For all of our evolutionary history, feast or famine has mostly been the “luck of the draw.” While one family found themselves well-fed and wealthy in the environment of an oasis, the next had to make due in the desert. One valley was green and fertile while the next was a barrens and we human inhabitants simply accepted our lot. Or we fought to take someone else’s. The primary insight of Permaculture is that this does not have to be so. We can design our human habitats to meet our needs by emulating and working with nature instead of wasting … Continue reading What is Permaculture?
Creative artists often speak a strange other-worldly language–the mother tongue of a land where anything’s possible, the laws of physics aren’t enforced and nobody’s paid their syntax in years. John Frusciante speaking of ghosts in my previous post isn’t too unusual in the world of artists. Captain Beefheart also described songs as ghosts and spirits. And sculptors often say they just reveal what’s already there waiting in the stone, chipping away the stuff covering it up. Almost universally, creative artists feel their works come from somewhere else and that too much rational thought only gets in the way. To be … Continue reading Creative Language
There’s a story that the Red Hot Chilli Pepper’s second guitarist, John Frusciante, used to tell that I just love. When john was recording his first album with the Chillis, they’d play pieces back, and he’d start yelling “listen to that! Do you hear the ghosts there?” John said that he heard ghosts and spirits all over their records. Of course, at this time, John was looking deeply ravaged by drug addiction, so people started giving him some worried looks when he’d mention ghosts. Understanding the danger here, Flea, their bassist, took John aside and said “buddy, not everybody can … Continue reading Ghosts
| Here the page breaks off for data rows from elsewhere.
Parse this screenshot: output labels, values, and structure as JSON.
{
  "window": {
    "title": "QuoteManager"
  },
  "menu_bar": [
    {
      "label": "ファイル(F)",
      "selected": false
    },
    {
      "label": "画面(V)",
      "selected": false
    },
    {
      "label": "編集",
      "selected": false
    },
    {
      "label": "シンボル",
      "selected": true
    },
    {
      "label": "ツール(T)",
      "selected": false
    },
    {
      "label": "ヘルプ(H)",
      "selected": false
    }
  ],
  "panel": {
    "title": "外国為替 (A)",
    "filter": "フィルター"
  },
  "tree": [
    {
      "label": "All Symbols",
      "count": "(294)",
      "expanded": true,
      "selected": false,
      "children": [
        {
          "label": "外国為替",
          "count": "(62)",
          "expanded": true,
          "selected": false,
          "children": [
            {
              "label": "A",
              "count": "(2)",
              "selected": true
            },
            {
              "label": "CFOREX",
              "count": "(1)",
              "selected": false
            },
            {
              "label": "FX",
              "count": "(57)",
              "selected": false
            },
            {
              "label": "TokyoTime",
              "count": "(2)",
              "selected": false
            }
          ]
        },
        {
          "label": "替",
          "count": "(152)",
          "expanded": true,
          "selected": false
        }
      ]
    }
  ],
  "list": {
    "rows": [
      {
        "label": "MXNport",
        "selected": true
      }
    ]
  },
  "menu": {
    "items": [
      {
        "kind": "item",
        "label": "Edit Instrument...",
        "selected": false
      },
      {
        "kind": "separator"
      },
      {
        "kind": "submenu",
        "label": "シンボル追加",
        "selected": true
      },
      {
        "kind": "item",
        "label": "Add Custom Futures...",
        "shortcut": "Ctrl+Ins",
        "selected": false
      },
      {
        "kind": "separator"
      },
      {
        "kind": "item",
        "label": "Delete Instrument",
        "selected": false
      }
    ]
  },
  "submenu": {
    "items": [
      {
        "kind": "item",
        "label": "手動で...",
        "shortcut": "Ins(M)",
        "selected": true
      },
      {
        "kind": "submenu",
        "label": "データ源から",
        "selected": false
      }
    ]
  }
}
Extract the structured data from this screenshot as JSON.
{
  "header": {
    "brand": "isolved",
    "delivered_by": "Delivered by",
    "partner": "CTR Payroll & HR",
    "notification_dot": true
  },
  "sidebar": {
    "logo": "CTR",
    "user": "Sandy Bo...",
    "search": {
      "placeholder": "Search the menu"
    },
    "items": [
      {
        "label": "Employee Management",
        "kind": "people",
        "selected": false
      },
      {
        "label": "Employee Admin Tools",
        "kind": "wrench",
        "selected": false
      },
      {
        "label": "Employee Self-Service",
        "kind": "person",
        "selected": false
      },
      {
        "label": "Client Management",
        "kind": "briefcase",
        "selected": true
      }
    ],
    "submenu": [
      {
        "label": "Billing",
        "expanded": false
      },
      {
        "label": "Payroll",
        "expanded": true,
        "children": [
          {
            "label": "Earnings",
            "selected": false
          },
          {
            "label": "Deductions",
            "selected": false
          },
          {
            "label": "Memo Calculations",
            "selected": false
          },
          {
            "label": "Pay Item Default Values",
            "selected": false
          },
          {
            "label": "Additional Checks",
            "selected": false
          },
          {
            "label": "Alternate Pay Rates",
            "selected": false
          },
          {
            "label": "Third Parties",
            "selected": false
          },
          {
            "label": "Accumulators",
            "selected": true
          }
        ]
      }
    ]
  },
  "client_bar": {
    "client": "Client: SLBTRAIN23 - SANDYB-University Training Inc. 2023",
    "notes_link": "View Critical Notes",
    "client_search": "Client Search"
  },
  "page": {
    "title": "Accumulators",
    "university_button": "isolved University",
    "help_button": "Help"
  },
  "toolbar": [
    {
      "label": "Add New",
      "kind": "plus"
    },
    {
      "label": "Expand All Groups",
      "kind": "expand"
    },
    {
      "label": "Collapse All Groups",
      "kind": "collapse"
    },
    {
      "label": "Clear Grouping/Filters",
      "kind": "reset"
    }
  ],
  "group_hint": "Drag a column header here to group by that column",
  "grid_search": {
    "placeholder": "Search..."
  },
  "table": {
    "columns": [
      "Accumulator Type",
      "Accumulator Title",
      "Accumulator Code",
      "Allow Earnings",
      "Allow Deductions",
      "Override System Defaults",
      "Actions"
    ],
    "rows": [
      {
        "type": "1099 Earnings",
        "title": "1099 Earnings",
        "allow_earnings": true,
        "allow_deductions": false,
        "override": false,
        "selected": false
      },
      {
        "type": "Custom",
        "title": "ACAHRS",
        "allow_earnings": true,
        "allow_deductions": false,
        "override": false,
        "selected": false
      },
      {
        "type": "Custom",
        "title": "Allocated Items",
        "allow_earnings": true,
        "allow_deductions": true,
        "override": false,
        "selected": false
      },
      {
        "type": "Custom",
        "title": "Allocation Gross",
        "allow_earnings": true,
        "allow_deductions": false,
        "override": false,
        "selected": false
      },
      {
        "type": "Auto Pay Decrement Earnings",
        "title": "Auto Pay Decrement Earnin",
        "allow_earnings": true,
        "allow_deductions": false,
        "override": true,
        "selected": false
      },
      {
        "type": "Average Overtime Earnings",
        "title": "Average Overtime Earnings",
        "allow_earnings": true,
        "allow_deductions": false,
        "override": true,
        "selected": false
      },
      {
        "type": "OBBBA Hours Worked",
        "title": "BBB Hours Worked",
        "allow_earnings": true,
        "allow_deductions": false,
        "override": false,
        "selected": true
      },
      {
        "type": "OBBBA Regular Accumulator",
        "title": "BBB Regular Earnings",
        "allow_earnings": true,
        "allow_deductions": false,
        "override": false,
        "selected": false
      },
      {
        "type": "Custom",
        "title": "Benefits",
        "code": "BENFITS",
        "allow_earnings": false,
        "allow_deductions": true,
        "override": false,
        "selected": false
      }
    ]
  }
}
Last night, I had the opportunity to join in a permaculture discussion where hedgerows came up, and people who know me know that I’m crazy about hedges. As modern agricultural research turns towards perennial crops, and polyculture plantings, the hedgerow stands out as a traditional and uniquely adapted system for utilizing both. Better still, these woody perennial polyculture systems can do extra work by providing building and craft materials, ample carbonaceous material for composting, providing windbreaks, wildlife shelter, fences for wildlife, create fire and erosion barriers, provide forage, protect livestock or humans, and greatly increase the biodiversity that has a … Continue reading Designing a Permaculture Hedgerow